* EXERCISE OBJECTIVE
Using the listing that follows, return every line with the word "JSON".
Segment Start: SOURCE DATA
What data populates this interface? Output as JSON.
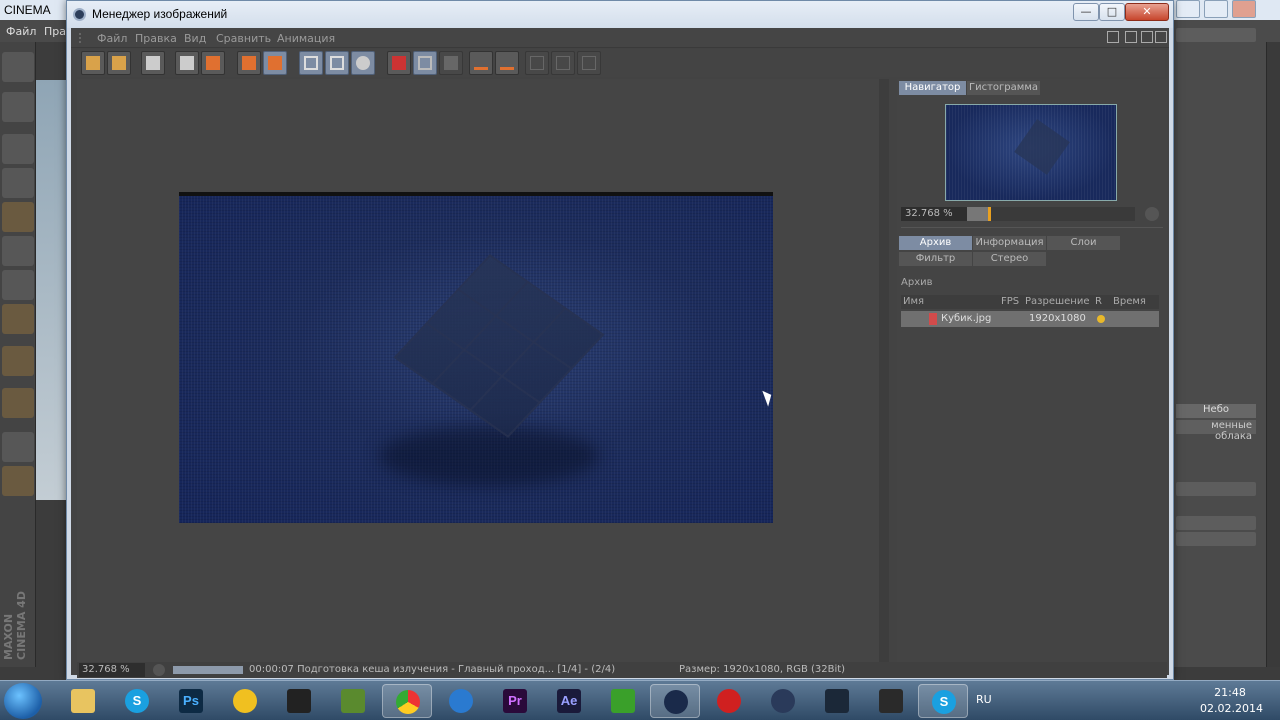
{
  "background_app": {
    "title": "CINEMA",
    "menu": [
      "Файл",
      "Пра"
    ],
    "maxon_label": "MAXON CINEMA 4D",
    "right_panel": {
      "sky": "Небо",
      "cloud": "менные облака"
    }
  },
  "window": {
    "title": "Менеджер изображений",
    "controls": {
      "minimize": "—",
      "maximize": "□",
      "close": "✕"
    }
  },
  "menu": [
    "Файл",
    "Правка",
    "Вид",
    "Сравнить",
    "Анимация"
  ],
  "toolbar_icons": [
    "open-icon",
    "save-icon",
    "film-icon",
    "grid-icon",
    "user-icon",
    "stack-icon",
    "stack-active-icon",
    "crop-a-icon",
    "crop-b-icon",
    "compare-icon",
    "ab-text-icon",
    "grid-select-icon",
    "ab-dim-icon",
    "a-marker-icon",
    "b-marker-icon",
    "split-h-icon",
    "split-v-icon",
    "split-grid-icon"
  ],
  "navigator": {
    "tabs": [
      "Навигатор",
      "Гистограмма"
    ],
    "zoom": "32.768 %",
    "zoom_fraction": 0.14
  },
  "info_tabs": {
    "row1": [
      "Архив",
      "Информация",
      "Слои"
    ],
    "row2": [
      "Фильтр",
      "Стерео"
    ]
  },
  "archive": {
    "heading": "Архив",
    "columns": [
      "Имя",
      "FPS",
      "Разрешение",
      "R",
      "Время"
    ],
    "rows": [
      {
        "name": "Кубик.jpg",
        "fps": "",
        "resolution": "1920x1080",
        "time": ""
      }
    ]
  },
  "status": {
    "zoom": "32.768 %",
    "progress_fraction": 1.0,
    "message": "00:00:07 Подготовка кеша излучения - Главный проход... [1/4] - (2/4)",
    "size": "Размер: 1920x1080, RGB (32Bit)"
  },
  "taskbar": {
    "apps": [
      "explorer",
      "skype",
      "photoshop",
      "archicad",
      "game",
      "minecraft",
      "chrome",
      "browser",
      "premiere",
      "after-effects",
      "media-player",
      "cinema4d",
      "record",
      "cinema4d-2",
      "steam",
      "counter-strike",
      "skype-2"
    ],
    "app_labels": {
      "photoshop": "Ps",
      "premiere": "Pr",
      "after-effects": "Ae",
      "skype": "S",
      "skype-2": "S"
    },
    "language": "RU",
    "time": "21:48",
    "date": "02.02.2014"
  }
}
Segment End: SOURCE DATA
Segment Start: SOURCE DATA
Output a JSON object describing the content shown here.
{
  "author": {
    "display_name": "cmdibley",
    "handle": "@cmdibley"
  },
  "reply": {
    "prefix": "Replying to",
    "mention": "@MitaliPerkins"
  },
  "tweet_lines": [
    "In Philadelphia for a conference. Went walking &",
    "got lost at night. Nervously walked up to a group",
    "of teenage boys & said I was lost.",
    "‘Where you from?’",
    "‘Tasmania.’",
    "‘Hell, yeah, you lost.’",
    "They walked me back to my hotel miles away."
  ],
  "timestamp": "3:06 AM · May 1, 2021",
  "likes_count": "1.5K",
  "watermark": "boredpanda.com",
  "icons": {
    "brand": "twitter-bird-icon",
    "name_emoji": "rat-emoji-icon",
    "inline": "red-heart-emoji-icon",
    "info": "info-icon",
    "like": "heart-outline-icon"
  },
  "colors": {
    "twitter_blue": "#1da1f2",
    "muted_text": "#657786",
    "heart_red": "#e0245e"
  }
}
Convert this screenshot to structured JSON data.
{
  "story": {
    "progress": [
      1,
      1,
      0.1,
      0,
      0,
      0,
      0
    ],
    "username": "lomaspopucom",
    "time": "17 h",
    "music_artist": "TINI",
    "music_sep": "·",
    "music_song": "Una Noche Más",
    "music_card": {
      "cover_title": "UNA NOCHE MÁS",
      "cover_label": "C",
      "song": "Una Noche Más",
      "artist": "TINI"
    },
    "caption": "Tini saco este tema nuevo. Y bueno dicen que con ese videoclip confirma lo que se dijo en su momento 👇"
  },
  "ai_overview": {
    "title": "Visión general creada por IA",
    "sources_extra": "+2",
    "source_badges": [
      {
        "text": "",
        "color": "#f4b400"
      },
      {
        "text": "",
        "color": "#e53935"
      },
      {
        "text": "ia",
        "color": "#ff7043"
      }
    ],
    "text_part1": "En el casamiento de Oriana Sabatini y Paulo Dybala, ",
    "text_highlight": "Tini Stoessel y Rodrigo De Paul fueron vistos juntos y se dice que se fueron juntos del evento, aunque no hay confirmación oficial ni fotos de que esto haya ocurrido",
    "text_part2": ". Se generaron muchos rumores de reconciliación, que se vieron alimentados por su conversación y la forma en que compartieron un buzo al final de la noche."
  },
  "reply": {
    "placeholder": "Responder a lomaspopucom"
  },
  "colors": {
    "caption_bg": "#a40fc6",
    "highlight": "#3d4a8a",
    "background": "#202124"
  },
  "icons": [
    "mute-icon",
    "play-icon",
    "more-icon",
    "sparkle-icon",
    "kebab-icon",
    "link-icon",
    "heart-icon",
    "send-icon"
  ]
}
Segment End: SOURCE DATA
* FINISHED TASK
What data populates this interface? Output as JSON.
Output a JSON object describing the content shown here.
Convert this screenshot to structured JSON data.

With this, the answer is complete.